Compare personal loans to fund your holiday
Table: sorted by representative APR, promoted deals first
With no guarantor
With a guarantor
With a guarantor who is a homeowner
Please note: You should always refer to your loan agreement for exact repayment amounts as they may vary from our results.
Warning: late repayments can cause you serious money problems. See our debt help guides.
What about just paying for the holiday on a credit card?
There’s more than one way to finance a holiday. A personal loan is a popular option, but some people might simply “put it on plastic”. Is that a crazy choice? Not necessarily, but there’s advantages and disadvantages to both routes, and which of the two is better for you will depend on your individual circumstances. Here are some of the key considerations (this is not an exhaustive list):
Amount of credit. A personal loan might give you access to more credit than a credit card.
Interest rates. Credit cards typically charge higher rates of interest than personal loans, however, you’ll only pay interest on what you spend. Additionally you could seek out a credit card with a 0% interest on purchases offer. In this situation, purchases you make using the card can be exempt from interest for a set period. As long as you pay off what you owe within this period then you could avoid paying interest altogether.
Repayment flexibility. With a personal loan, you pay a set amount back each month to clear the debt over a pre-arranged period. However with a credit card, you’re only obliged to make a relatively small monthly repayment. If you only make this small payment, then you could end up shouldering the debt for a lot longer. You might even go on to make additional purchases after your holiday. So if you don’t have the financial discipline, a credit card might not be the answer.
Cash transactions. Need cash to buy flip flops at the market? Well if you withdraw cash on your credit card, there’s likely to be a fee involved plus a higher rate of interest on that part of your balance. By contrast, with a personal loan you simply receive a lump sum to your nominated account.

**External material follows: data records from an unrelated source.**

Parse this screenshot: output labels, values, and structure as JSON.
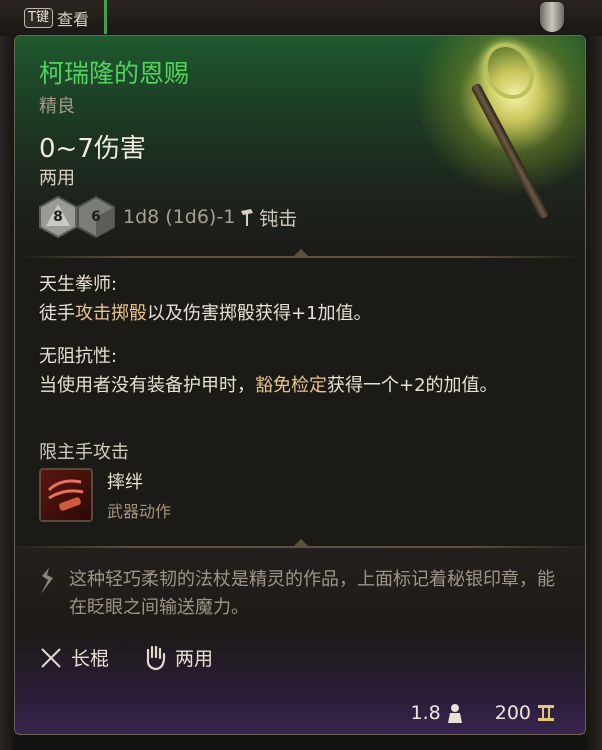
{
  "background": {
    "hint_key": "T键",
    "hint_label": "查看"
  },
  "item": {
    "name": "柯瑞隆的恩赐",
    "rarity": "精良",
    "damage": "0~7伤害",
    "handedness": "两用",
    "dice": [
      "8",
      "6"
    ],
    "dice_formula": "1d8 (1d6)-1",
    "damage_type": "钝击"
  },
  "passives": [
    {
      "name": "天生拳师:",
      "text_before": "徒手",
      "highlight": "攻击掷骰",
      "text_after": "以及伤害掷骰获得+1加值。"
    },
    {
      "name": "无阻抗性:",
      "text_before": "当使用者没有装备护甲时，",
      "highlight": "豁免检定",
      "text_after": "获得一个+2的加值。"
    }
  ],
  "restriction": "限主手攻击",
  "action": {
    "name": "摔绊",
    "type": "武器动作"
  },
  "flavor": "这种轻巧柔韧的法杖是精灵的作品，上面标记着秘银印章，能在眨眼之间输送魔力。",
  "properties": [
    {
      "icon": "crossed-staves-icon",
      "label": "长棍"
    },
    {
      "icon": "hand-icon",
      "label": "两用"
    }
  ],
  "stats": {
    "weight": "1.8",
    "price": "200"
  },
  "colors": {
    "name": "#52d25f",
    "highlight": "#e6c48a",
    "flavor": "#9c9588"
  }
}
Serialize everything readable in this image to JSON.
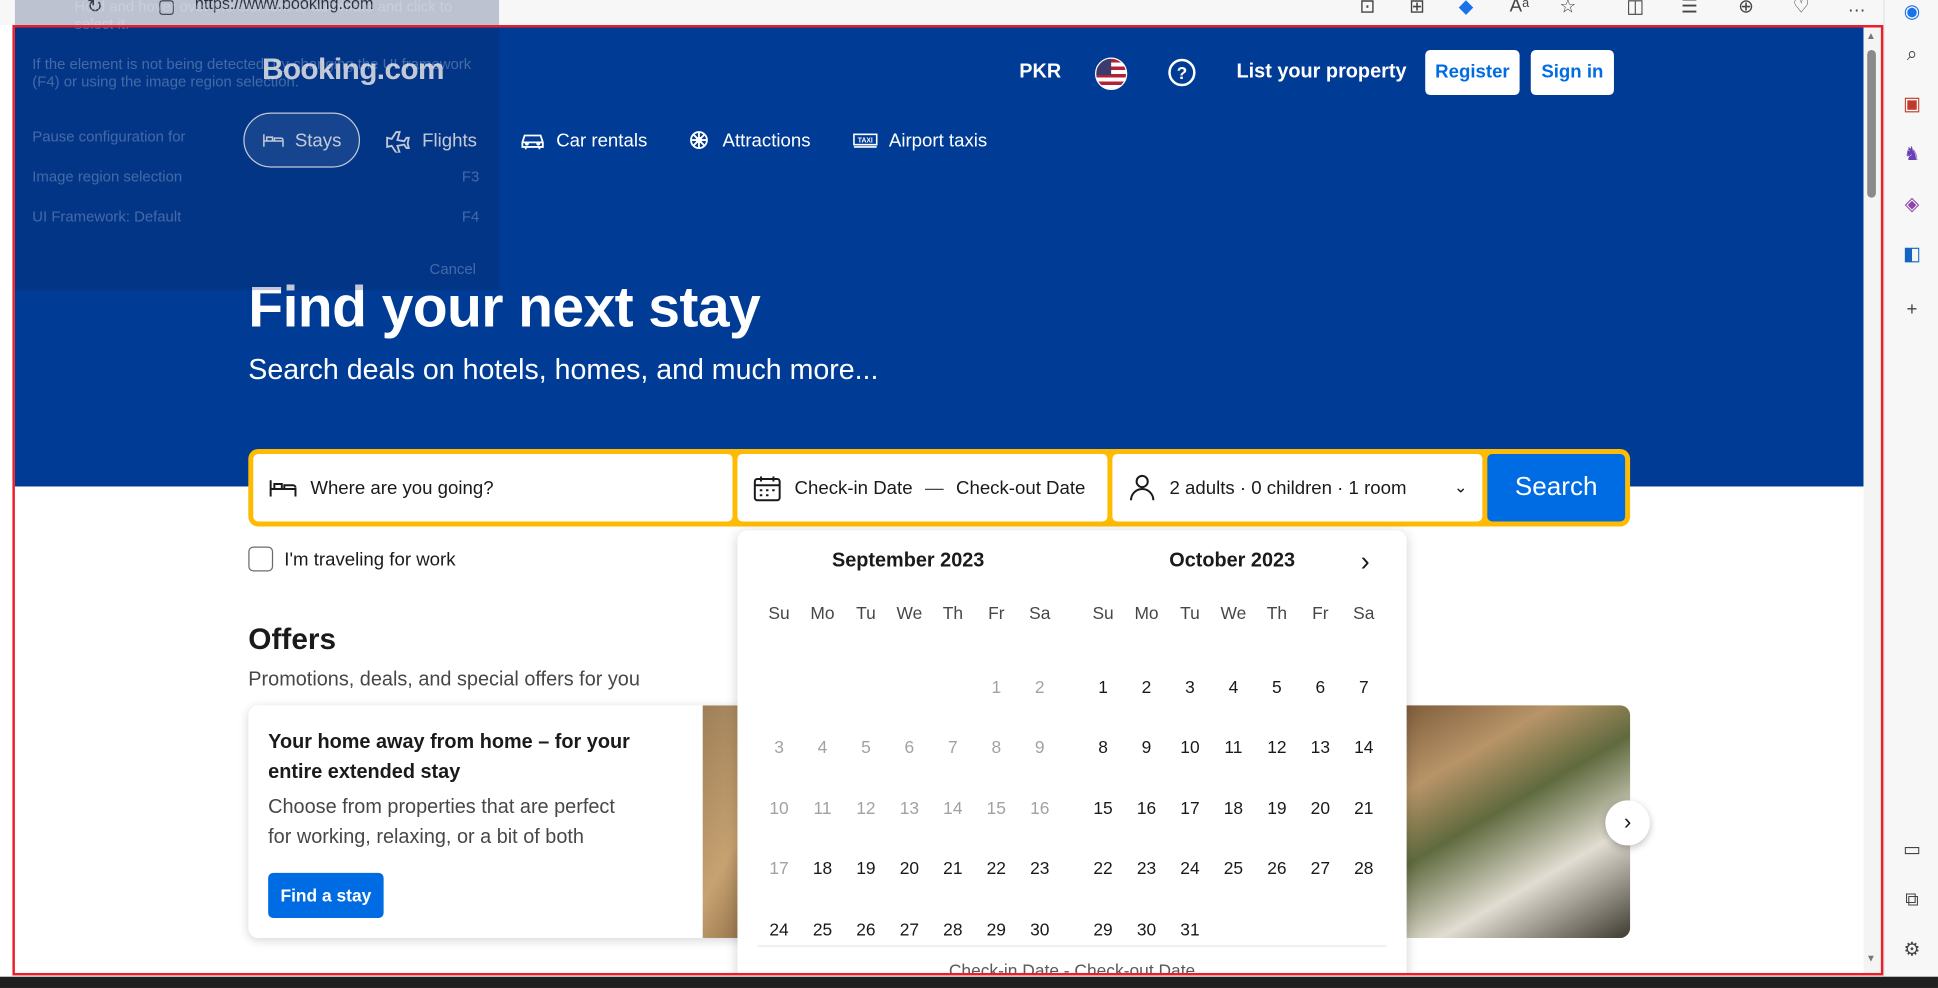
{
  "browser": {
    "url": "https://www.booking.com"
  },
  "overlay": {
    "line1": "Hold and hover over the element to automate and click to select it.",
    "line2": "If the element is not being detected, try changing the UI framework (F4) or using the image region selection.",
    "line3": "Pause configuration for",
    "line4": "Image region selection",
    "line4_key": "F3",
    "line5": "UI Framework: Default",
    "line5_key": "F4",
    "cancel": "Cancel"
  },
  "header": {
    "logo": "Booking.com",
    "currency": "PKR",
    "help_symbol": "?",
    "list_property": "List your property",
    "register": "Register",
    "sign_in": "Sign in"
  },
  "nav": {
    "items": [
      {
        "label": "Stays",
        "icon": "bed-icon",
        "active": true
      },
      {
        "label": "Flights",
        "icon": "plane-icon",
        "active": false
      },
      {
        "label": "Car rentals",
        "icon": "car-icon",
        "active": false
      },
      {
        "label": "Attractions",
        "icon": "attractions-icon",
        "active": false
      },
      {
        "label": "Airport taxis",
        "icon": "taxi-icon",
        "active": false
      }
    ]
  },
  "hero": {
    "title": "Find your next stay",
    "subtitle": "Search deals on hotels, homes, and much more..."
  },
  "search": {
    "destination_placeholder": "Where are you going?",
    "checkin": "Check-in Date",
    "date_separator": "—",
    "checkout": "Check-out Date",
    "occupancy": "2 adults · 0 children · 1 room",
    "button": "Search",
    "work_travel": "I'm traveling for work"
  },
  "calendar": {
    "weekdays": [
      "Su",
      "Mo",
      "Tu",
      "We",
      "Th",
      "Fr",
      "Sa"
    ],
    "months": [
      {
        "title": "September 2023",
        "first_weekday": 5,
        "days": 30,
        "past_until": 16,
        "past_extra": [
          17
        ]
      },
      {
        "title": "October 2023",
        "first_weekday": 0,
        "days": 31,
        "past_until": 0,
        "past_extra": []
      }
    ],
    "footer": "Check-in Date - Check-out Date"
  },
  "offers": {
    "title": "Offers",
    "subtitle": "Promotions, deals, and special offers for you",
    "card_title": "Your home away from home – for your entire extended stay",
    "card_desc": "Choose from properties that are perfect for working, relaxing, or a bit of both",
    "card_button": "Find a stay"
  },
  "colors": {
    "brand_blue": "#003b95",
    "action_blue": "#006ce4",
    "search_border": "#febb02"
  }
}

Overseas spending. To pay for your holiday on a credit card you’ll probably want a card that charges 0% on purchases for a promotional period, but if you’re considering a credit card for spending while you’re away, you’ll probably want to look for a card that’s specifically designed for overseas use (these cards won’t charge you hefty fees for non-sterling transactions). Finding one card which does both could prove tricky.
Ultimately, a credit card could work out cheaper, however if you’re not disciplined about repayments and could be tempted to make additional purchases on the card in future, then you could easily end up paying more overall.
How you can apply for a holiday loan
Before you apply for an unsecured personal loan you should first compare your options using the table on this page. Once you’ve chosen a loan you can click “Go to Site”. Applying online is straightforward and normally takes around 15 minutes. Don’t forget that eligibility criteria vary between lenders, so make sure you meet the criteria before you apply.
Frequently asked questions